● **TASK INSTRUCTIONS**: Which lines of the data below include the string "JSON"? Return each of them.

● **DATA FOR THIS EXERCISE**:
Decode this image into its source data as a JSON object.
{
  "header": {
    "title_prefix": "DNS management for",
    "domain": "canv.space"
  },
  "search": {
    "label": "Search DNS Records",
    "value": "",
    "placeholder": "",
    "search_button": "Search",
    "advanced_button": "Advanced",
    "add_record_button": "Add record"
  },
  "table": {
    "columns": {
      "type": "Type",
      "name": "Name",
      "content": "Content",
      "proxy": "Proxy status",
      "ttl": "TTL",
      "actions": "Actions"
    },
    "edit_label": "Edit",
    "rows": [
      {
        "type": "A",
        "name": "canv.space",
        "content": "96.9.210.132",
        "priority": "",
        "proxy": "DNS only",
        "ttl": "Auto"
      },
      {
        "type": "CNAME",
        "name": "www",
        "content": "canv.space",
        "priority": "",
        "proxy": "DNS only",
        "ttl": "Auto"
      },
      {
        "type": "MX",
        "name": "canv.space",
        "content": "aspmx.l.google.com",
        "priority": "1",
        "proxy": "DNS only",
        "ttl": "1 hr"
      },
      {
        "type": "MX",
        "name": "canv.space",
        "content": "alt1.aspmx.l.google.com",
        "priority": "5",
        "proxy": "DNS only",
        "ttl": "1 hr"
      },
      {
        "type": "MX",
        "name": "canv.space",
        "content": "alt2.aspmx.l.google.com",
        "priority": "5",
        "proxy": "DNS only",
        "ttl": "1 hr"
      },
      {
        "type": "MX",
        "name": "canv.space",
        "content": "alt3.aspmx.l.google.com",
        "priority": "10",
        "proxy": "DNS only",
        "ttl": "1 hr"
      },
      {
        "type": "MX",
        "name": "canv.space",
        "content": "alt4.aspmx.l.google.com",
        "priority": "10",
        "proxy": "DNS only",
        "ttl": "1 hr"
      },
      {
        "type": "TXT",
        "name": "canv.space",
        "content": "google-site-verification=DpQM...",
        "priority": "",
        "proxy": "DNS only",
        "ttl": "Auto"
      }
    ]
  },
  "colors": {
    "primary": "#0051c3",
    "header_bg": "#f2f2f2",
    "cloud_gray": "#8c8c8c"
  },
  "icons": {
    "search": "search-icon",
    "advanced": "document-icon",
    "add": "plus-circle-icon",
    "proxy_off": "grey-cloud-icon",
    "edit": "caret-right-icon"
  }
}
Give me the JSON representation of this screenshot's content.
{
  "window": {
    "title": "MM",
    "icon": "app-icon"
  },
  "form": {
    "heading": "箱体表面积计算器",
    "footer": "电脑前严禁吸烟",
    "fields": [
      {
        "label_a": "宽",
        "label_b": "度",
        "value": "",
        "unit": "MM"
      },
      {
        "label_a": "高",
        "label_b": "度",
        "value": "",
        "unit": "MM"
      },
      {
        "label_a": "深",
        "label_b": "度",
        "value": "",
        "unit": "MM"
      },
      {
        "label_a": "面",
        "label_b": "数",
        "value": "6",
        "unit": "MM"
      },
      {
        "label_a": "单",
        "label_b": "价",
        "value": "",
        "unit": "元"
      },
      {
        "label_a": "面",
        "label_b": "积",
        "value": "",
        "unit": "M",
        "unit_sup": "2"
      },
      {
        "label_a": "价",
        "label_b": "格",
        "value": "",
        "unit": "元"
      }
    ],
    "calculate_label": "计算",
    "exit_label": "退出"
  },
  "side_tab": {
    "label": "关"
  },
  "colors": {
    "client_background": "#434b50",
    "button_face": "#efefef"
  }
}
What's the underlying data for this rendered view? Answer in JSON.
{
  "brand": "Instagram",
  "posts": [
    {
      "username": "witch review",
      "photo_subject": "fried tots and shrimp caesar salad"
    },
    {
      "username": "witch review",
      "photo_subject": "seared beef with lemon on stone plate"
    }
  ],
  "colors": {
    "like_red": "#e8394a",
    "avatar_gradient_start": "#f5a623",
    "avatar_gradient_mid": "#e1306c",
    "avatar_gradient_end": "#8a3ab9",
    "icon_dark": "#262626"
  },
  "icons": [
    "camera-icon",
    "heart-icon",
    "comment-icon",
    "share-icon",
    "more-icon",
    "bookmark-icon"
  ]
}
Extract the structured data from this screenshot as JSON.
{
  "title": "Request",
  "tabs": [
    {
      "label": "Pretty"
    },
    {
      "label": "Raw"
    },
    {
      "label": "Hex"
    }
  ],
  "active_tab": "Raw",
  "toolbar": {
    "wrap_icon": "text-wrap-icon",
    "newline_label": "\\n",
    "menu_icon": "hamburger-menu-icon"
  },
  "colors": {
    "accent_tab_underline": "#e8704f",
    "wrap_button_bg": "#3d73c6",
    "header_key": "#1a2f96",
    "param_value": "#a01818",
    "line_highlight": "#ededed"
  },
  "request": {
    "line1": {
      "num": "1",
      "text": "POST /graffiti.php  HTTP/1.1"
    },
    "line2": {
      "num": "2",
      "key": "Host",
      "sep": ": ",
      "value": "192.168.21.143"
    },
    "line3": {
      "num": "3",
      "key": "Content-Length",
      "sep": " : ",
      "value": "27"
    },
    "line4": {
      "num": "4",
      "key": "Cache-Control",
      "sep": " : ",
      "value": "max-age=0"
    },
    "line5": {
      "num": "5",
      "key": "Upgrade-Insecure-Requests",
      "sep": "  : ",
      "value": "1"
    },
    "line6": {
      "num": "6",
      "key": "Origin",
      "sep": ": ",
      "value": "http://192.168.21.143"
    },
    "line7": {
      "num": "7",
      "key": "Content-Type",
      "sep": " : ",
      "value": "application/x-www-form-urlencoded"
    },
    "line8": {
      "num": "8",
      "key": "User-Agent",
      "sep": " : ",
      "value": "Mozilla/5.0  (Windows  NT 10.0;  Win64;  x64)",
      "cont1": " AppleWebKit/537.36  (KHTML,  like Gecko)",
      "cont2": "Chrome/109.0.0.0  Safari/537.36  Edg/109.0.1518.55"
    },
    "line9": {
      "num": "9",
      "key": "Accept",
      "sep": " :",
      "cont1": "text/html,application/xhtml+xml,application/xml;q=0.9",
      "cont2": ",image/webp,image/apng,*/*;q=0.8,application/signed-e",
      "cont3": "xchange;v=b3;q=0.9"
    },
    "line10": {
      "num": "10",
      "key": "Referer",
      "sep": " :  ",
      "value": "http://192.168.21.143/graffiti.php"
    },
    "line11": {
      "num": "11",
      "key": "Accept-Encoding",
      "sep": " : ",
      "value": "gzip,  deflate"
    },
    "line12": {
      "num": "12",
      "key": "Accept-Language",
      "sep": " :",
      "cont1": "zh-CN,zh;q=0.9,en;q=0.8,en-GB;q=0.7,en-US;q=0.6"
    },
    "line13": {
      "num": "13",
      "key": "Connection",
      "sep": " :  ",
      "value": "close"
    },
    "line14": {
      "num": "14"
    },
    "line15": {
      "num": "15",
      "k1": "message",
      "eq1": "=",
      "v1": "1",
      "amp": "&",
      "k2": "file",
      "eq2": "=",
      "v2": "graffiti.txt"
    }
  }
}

● **RESULT FOR THIS TASK**:
Decode this image into its source data as a JSON object.
Give me the JSON representation of this screenshot's content.
What's the underlying data for this rendered view? Answer in JSON.
Extract the structured data from this screenshot as JSON.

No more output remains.